Now that you are engaged (or about to be) your mind naturally turns to rings and, in most cases, diamonds! The term “conflict-free diamonds” has been thrown about a lot in the last 20 years, but what are they? Is there only one very rare and expensive source for them? How can you make sure that you have ethically sourced diamonds for your rings?
What does the phrase “conflict-free diamonds” mean?
We all know there have been wars and deaths over acquiring diamonds, but sometimes there is confusion over what newly acquired conflict-free diamonds are. For a basic definition, we can look to the Kimberley Process to see how they define conflict/conflict-free diamonds:
“The Kimberley Process started when Southern African diamond-producing states met in Kimberley, South Africa, in May 2000, to discuss ways to stop the trade in ‘conflict diamonds’ and ensure that diamond purchases were not financing violence by rebel movements and their allies seeking to undermine legitimate governments.”
Is there only one source for conflict-free diamonds?
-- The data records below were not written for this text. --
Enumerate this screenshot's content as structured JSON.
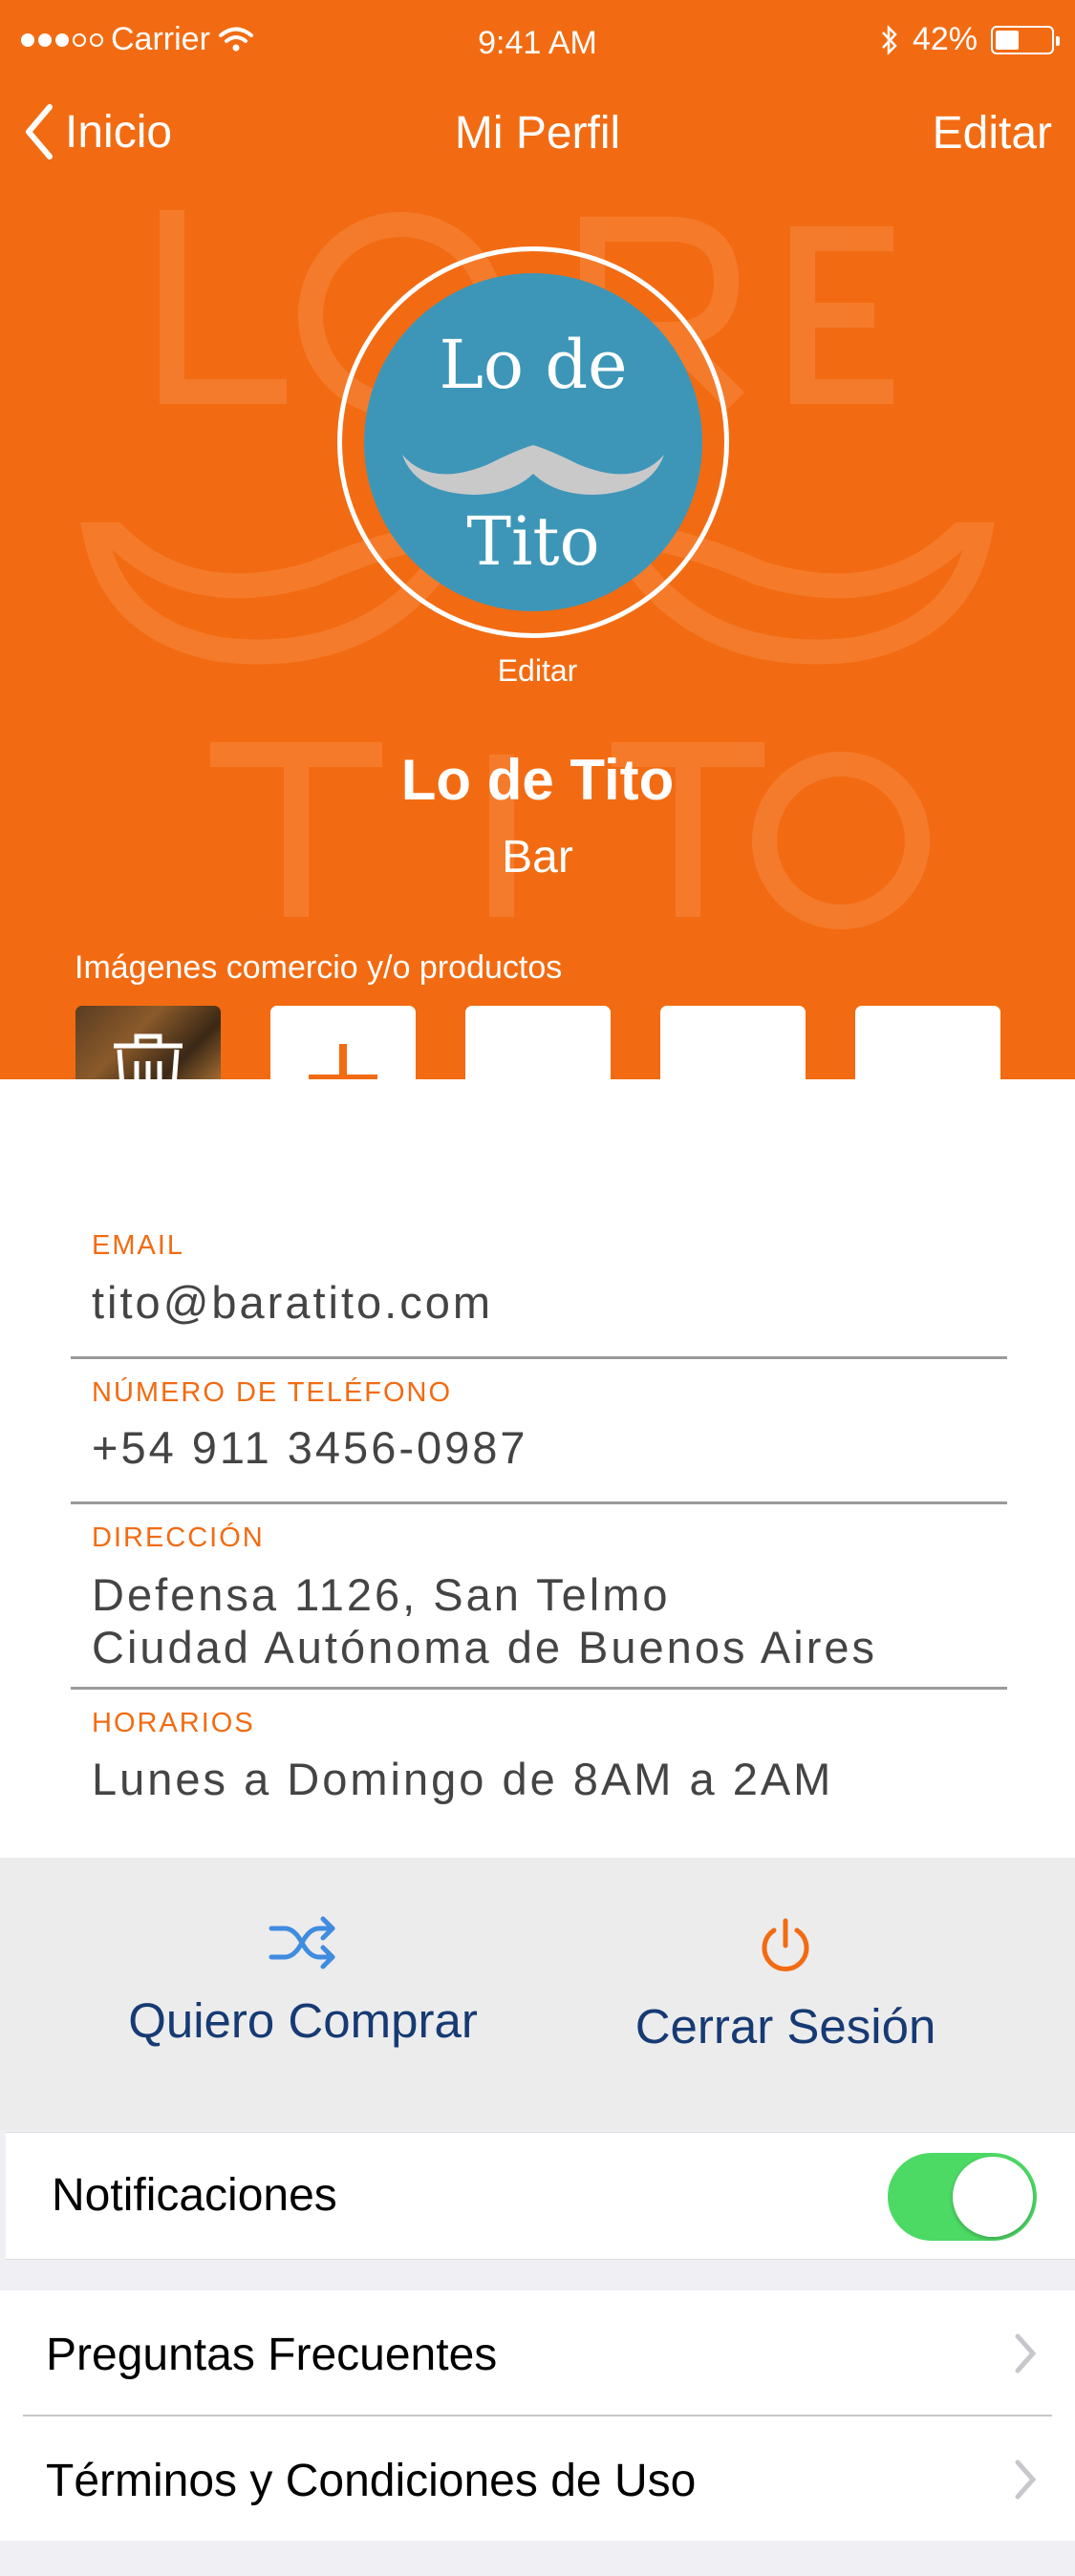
{
  "status_bar": {
    "carrier": "Carrier",
    "time": "9:41 AM",
    "battery_percent_label": "42%",
    "battery_level": 0.42,
    "signal_bars_filled": 3,
    "signal_bars_total": 5
  },
  "nav": {
    "back_label": "Inicio",
    "title": "Mi Perfil",
    "edit_label": "Editar"
  },
  "profile": {
    "logo_text_top": "Lo de",
    "logo_text_bottom": "Tito",
    "avatar_edit_label": "Editar",
    "business_name": "Lo de Tito",
    "business_category": "Bar",
    "images_label": "Imágenes comercio y/o productos"
  },
  "fields": {
    "email_label": "EMAIL",
    "email_value": "tito@baratito.com",
    "phone_label": "NÚMERO DE TELÉFONO",
    "phone_value": "+54 911 3456-0987",
    "address_label": "DIRECCIÓN",
    "address_line1": "Defensa 1126, San Telmo",
    "address_line2": "Ciudad Autónoma de Buenos Aires",
    "hours_label": "HORARIOS",
    "hours_value": "Lunes a Domingo de 8AM a 2AM"
  },
  "actions": {
    "buy_label": "Quiero Comprar",
    "logout_label": "Cerrar Sesión"
  },
  "settings": {
    "notifications_label": "Notificaciones",
    "notifications_on": true,
    "faq_label": "Preguntas Frecuentes",
    "terms_label": "Términos y Condiciones de Uso"
  },
  "colors": {
    "accent": "#f26b12",
    "logo_blue": "#3d96b8",
    "link_blue": "#163a74",
    "toggle_green": "#4cd964",
    "shuffle_icon": "#3f8ce0"
  },
  "icons": [
    "back-chevron-icon",
    "wifi-icon",
    "bluetooth-icon",
    "battery-icon",
    "trash-icon",
    "plus-icon",
    "shuffle-icon",
    "power-icon",
    "chevron-right-icon"
  ]
}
No, not at all. At this point 99 percent of all rough diamonds that are traded are certified conflict-free. That certification is done through the Kimberley Process, which was established by the United Nations in 2002. But there are still conflict diamonds out there so it is important to go with a reputable dealer like Dominion Jewelers.
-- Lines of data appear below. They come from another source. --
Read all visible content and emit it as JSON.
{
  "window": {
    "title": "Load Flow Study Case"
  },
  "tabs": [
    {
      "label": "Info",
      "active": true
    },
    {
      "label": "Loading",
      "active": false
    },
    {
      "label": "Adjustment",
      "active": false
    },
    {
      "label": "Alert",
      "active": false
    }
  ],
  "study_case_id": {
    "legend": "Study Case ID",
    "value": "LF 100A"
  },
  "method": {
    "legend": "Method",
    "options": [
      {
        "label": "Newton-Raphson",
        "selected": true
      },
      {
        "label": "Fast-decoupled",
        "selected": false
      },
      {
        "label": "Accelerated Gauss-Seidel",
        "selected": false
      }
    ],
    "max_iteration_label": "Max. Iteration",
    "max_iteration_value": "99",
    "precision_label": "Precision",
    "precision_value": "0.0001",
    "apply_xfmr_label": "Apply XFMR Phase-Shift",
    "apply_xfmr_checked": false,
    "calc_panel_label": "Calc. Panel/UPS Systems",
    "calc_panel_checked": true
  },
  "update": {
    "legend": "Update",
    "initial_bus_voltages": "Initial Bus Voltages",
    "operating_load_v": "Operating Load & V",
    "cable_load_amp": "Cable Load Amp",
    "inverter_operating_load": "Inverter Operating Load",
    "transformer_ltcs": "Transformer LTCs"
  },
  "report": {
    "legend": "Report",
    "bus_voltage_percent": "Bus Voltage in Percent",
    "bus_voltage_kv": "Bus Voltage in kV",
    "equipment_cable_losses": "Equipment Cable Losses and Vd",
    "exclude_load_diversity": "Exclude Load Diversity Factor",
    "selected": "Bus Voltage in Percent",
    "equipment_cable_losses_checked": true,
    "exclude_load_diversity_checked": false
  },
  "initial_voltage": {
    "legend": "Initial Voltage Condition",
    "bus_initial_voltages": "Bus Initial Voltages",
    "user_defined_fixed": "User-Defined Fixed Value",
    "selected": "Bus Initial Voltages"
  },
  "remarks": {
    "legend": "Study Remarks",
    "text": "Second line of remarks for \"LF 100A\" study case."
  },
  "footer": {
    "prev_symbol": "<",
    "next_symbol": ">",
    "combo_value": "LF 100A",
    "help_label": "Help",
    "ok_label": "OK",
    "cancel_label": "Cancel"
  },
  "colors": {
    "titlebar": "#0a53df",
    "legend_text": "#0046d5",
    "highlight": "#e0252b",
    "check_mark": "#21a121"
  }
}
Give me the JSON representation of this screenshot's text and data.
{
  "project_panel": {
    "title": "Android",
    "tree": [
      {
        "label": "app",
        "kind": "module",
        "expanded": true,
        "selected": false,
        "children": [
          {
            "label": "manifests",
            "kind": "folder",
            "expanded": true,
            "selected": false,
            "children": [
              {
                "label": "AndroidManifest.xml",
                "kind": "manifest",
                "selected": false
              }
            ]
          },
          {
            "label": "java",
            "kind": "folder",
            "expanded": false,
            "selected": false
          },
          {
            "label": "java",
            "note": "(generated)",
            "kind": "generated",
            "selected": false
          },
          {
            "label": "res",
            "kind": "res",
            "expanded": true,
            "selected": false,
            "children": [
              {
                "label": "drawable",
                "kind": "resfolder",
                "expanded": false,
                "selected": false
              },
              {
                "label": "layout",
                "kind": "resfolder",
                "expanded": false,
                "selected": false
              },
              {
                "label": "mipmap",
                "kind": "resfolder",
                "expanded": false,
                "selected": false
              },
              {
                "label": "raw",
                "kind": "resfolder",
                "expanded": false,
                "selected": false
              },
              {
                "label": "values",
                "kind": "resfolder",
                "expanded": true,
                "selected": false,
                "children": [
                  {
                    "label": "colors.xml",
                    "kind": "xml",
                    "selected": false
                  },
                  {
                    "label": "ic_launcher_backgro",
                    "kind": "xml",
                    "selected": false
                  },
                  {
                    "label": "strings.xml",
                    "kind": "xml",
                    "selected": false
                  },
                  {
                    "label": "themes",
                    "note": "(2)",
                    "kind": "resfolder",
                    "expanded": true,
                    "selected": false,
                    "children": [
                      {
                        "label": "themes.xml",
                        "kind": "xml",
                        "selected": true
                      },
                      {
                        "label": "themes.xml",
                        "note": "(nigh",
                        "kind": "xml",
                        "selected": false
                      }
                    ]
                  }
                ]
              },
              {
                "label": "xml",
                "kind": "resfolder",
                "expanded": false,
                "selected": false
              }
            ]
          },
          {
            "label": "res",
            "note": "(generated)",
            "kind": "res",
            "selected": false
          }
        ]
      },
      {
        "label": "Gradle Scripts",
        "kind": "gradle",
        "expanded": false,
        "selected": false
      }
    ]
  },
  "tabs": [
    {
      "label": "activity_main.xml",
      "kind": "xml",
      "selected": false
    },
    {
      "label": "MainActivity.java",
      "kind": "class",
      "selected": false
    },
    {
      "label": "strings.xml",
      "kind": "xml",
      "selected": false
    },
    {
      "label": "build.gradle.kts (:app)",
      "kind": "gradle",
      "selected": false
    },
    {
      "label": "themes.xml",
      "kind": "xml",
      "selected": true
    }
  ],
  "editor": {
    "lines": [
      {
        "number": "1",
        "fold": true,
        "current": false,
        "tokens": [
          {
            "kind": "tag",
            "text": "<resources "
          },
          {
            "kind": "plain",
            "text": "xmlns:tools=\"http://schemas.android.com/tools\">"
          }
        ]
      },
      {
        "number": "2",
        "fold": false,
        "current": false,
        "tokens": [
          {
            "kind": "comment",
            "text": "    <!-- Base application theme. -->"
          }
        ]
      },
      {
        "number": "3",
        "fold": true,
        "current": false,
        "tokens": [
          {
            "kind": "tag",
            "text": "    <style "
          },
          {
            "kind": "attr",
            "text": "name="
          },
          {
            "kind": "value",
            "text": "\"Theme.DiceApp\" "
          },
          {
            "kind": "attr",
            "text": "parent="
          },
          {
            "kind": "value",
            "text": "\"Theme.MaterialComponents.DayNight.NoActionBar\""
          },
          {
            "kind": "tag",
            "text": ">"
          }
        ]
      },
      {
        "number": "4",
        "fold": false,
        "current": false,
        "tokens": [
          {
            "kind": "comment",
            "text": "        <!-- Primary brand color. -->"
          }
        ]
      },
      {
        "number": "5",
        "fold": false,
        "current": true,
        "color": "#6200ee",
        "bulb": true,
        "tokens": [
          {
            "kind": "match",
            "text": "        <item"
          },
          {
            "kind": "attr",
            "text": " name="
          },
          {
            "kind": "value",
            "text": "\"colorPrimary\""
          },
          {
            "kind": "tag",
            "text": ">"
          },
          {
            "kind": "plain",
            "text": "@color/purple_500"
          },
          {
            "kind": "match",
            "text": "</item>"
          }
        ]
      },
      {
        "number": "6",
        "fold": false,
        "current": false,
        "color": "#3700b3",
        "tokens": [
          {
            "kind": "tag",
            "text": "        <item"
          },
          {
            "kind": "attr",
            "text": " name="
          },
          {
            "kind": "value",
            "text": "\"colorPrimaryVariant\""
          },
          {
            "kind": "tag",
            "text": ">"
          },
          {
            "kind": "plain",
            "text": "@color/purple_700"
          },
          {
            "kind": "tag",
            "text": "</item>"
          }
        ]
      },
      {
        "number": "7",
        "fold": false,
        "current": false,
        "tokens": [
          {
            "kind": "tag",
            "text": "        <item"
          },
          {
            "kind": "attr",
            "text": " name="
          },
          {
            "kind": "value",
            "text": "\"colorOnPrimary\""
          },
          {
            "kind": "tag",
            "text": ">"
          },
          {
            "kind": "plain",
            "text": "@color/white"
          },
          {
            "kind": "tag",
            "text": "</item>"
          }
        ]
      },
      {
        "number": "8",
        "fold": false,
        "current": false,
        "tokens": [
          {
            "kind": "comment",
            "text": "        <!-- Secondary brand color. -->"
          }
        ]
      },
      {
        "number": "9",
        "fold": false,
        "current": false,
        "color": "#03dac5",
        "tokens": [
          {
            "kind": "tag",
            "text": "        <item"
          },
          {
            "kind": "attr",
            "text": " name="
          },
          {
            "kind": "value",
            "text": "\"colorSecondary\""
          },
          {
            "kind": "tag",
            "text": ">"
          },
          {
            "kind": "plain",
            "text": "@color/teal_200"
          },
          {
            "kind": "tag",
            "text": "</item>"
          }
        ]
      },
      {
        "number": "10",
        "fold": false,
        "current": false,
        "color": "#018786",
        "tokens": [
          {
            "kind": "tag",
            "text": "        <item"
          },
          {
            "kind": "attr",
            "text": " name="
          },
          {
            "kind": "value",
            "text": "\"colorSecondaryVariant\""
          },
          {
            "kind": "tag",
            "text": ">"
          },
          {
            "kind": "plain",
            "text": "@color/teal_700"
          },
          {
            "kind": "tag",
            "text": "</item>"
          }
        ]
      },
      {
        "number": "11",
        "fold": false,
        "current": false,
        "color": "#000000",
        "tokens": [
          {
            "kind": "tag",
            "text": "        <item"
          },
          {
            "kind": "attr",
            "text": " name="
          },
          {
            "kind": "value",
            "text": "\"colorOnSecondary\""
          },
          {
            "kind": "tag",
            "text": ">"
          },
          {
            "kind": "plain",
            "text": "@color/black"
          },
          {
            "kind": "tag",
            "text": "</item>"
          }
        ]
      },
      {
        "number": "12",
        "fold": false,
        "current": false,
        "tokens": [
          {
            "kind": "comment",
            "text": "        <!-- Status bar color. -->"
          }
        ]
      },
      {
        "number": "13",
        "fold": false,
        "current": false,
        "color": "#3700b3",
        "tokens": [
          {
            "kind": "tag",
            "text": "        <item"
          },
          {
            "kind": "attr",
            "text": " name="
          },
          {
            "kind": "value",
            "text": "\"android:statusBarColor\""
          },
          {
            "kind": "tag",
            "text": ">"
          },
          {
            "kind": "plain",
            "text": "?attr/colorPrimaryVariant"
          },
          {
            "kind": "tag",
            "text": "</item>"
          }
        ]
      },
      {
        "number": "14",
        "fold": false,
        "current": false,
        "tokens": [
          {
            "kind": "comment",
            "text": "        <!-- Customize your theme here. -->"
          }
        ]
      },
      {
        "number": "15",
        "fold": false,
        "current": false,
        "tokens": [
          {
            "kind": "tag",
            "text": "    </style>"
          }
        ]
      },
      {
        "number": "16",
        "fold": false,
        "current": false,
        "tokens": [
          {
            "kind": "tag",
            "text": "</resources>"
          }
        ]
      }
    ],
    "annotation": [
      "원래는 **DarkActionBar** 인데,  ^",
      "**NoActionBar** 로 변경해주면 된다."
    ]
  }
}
How can you make sure that you have ethically sourced diamonds?
Ask your jeweler if they use KP-certified diamonds. If you don’t get a firm “yes,” move on and find someone who will answer your question outright. At Dominion Jewelers, we only work with diamonds from sources that are certified by the Kimberley Process. We are more than happy to discuss the heritage of those diamonds.
Another option is by using a diamond you already have. You can restyle an heirloom ring that has been passed down but may not exactly be your style. It is also an option to take a diamond, or multiple diamonds, from another jewelry piece and have them put into a custom setting just for you.
The original sourcing of these diamonds may not be known but you can take comfort knowing that you are making the most of an existing piece and can hold on to the sentiment from that family love.
Conflict-free diamonds are still in the market today and should be avoided. Start your marriage with a piece of jewelry that you have ethically sourced and that gives you nothing but peace of mind when you look at it for decades to come.